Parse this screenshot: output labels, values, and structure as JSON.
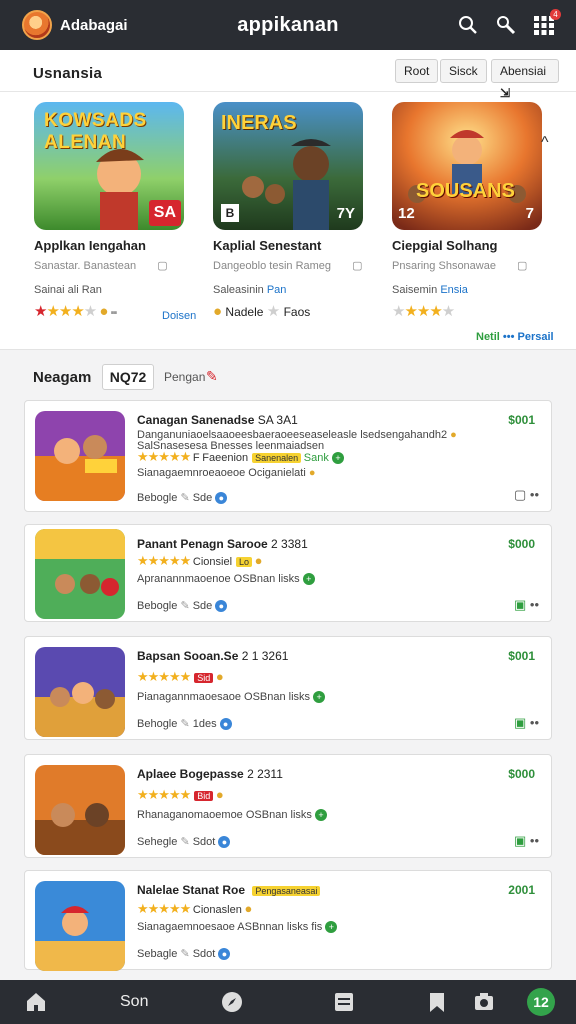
{
  "header": {
    "user": "Adabagai",
    "brand": "appikanan",
    "notif_badge": "4"
  },
  "featured_section": {
    "title": "Usnansia",
    "buttons": [
      "Root",
      "Sisck",
      "Abensiai"
    ],
    "items": [
      {
        "name": "Applkan Iengahan",
        "sub_a": "Sanastar.",
        "sub_b": "Banastean",
        "meta_a": "Sainai ali",
        "meta_b": "Ran",
        "side": "Doisen",
        "image_text": "KOWSADS ALENAN",
        "badge": "SA"
      },
      {
        "name": "Kaplial Senestant",
        "sub_a": "Dangeoblo",
        "sub_b": "tesin Rameg",
        "meta_a": "Saleasinin",
        "meta_b": "Pan",
        "side_a": "Nadele",
        "side_b": "Faos",
        "image_text": "INERAS",
        "badge": "7Y",
        "badge_b": "B"
      },
      {
        "name": "Ciepgial Solhang",
        "sub_a": "Pnsaring",
        "sub_b": "Shsonawae",
        "meta_a": "Saisemin",
        "meta_b": "Ensia",
        "side": "Netil",
        "side_b": "Persail",
        "image_text": "SOUSANS",
        "badge": "12",
        "badge_b": "7"
      }
    ]
  },
  "list_section": {
    "title": "Neagam",
    "box": "NQ72",
    "label": "Pengan"
  },
  "list_items": [
    {
      "title": "Canagan Sanenadse",
      "title_suffix": "SA 3A1",
      "line1": "Danganuniaoelsaaoeesbaeraoeeseaseleasle lsedsengahandh2",
      "line2": "SalSnasesesa Bnesses leenmaiadsen",
      "tag_a": "F",
      "tag_b": "Faeenion",
      "tag_c": "Sanenalen",
      "note_b": "Sank",
      "line3": "Sianagaemnroeaoeoe Ociganielati",
      "dev": "Bebogle",
      "dev_b": "Sde",
      "price": "$001"
    },
    {
      "title": "Panant Penagn Sarooe",
      "title_suffix": "2 3381",
      "line1": "",
      "line2": "",
      "tag_a": "Lo",
      "tag_b": "Cionsiel",
      "tag_c": "",
      "note_b": "",
      "line3": "Apranannmaoenoe OSBnan lisks",
      "dev": "Bebogle",
      "dev_b": "Sde",
      "price": "$000"
    },
    {
      "title": "Bapsan Sooan.Se",
      "title_suffix": "2 1 3261",
      "line1": "",
      "line2": "",
      "tag_a": "Sid",
      "tag_b": "",
      "tag_c": "",
      "note_b": "",
      "line3": "Pianagannmaoesaoe OSBnan lisks",
      "dev": "Behogle",
      "dev_b": "1des",
      "price": "$001"
    },
    {
      "title": "Aplaee Bogepasse",
      "title_suffix": "2 2311",
      "line1": "",
      "line2": "",
      "tag_a": "Bid",
      "tag_b": "",
      "tag_c": "",
      "note_b": "",
      "line3": "Rhanaganomaoemoe OSBnan lisks",
      "dev": "Sehegle",
      "dev_b": "Sdot",
      "price": "$000"
    },
    {
      "title": "Nalelae Stanat Roe",
      "title_suffix": "Pengasaneasai",
      "line1": "",
      "line2": "",
      "tag_a": "",
      "tag_b": "Cionaslen",
      "tag_c": "",
      "note_b": "",
      "line3": "Sianagaemnoesaoe ASBnnan lisks fis",
      "dev": "Sebagle",
      "dev_b": "Sdot",
      "price": "2001"
    }
  ],
  "bottom": {
    "label": "Son",
    "badge": "12"
  }
}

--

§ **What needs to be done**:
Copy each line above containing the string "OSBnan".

§ **Exercise output**:
      "line3": "Apranannmaoenoe OSBnan lisks",
      "line3": "Pianagannmaoesaoe OSBnan lisks",
      "line3": "Rhanaganomaoemoe OSBnan lisks",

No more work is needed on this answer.